As Canadians, there is one thing that the fall season can always guarantee – the falling of leaves. No matter where you live in our great country, the leaves will fall. If you happen to live near an oak or walnut tree, you may also have the added benefit of noticing entire branches of nut litter around your home from squirrels hoarding food for the winter.
For those of us in the roofing business, like Professional Roofers, we come to know those fallen leaves and emptied out shells by another name – debris.
Debris can encompass any dead, fallen, or discarded organic matter that no longer serves a purpose to us. It can occur anywhere, but since we are roofers, the debris that we are going to discuss today will only pertain to roofs. While larger organic litter, like fallen trees or branches are often viewed as true threats to roofs, many people disregard the danger smaller debris like fallen leaves or pine needles may cause to their homes. These smaller forms of organic litter may not be as immediately damaging; however, they can be just as harmful to our homes if we let them.
In order to truly understand how smaller debris can damage your roof; you must first understand how southern Ontario roofs are made. By far, the majority of southern Ontario roofs are constructed with asphalt shingles, which use asphalt as a water repellent. In order for these shingles to function correctly, they have lots of small little granules on their surface that are there to help repel water. Without those tiny granules, your shingles won’t be able to keep moisture out effectively and will begin to break down and decompose. These shingles are also layered, one on top of the other, in order to create a barrier to the elements.

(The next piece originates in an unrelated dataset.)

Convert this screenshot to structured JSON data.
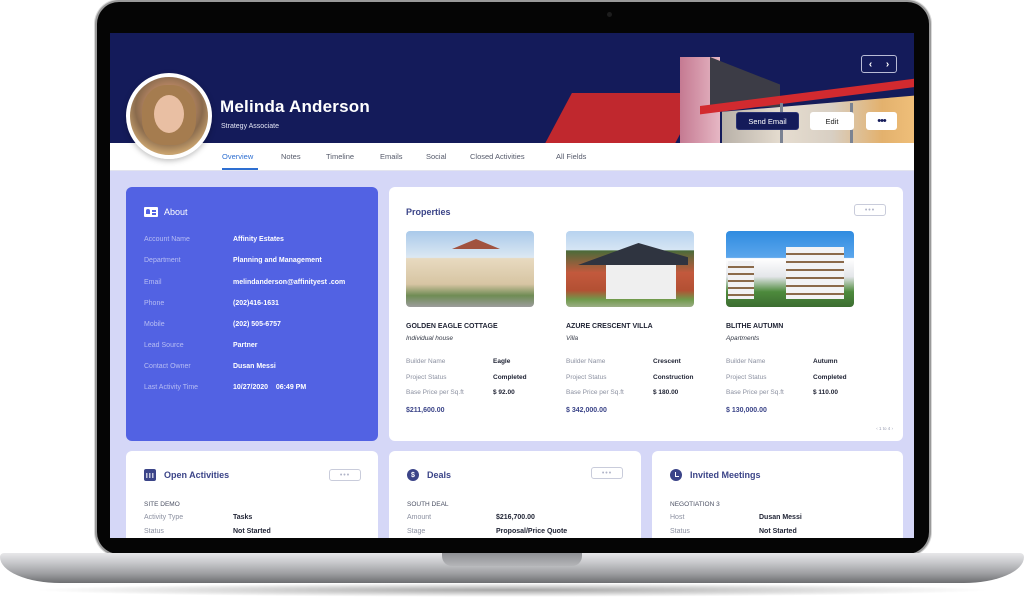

Oftentimes leaves, small twigs, and pine needles will fall from trees onto nearby rooftops and gutters, collecting until it is forcibly removed. As this debris is already dead or dying, it will begin to break down over time, particularly in the presence of added moisture (such as rainfall). The decomposition process of this organic matter requires moisture, so the debris will retain moisture for as long as it can. However, as it breaks down, it will also begin to eat away at the surface of your roof, very slowly decomposing your shingles as well and eating away at the small surface granules that protect it. This isn’t something that you will notice over the course of one season, but a constant build up of debris can seriously deteriorate the lifespan of your roof.
Large piles of decomposing matter will also cause dams, preventing water from effectively running off in a rainstorm. The water is unable to fall from your roof properly and may backup underneath the shingles, causing water damage to your home in the form of mould and rot.
In order to prevent any damage to your home this fall season, do yourself a favour and remove the debris from your roof. The best way to remove debris is by hand, with a blower, or through the use of a soft, gentle brush. If you have a steep roof, or you simply feel uncomfortable clearing the debris off yourself, feel free to give us, at Professional Roofers, a call and we’ll be happy to assist you – roofing is our specialty after all.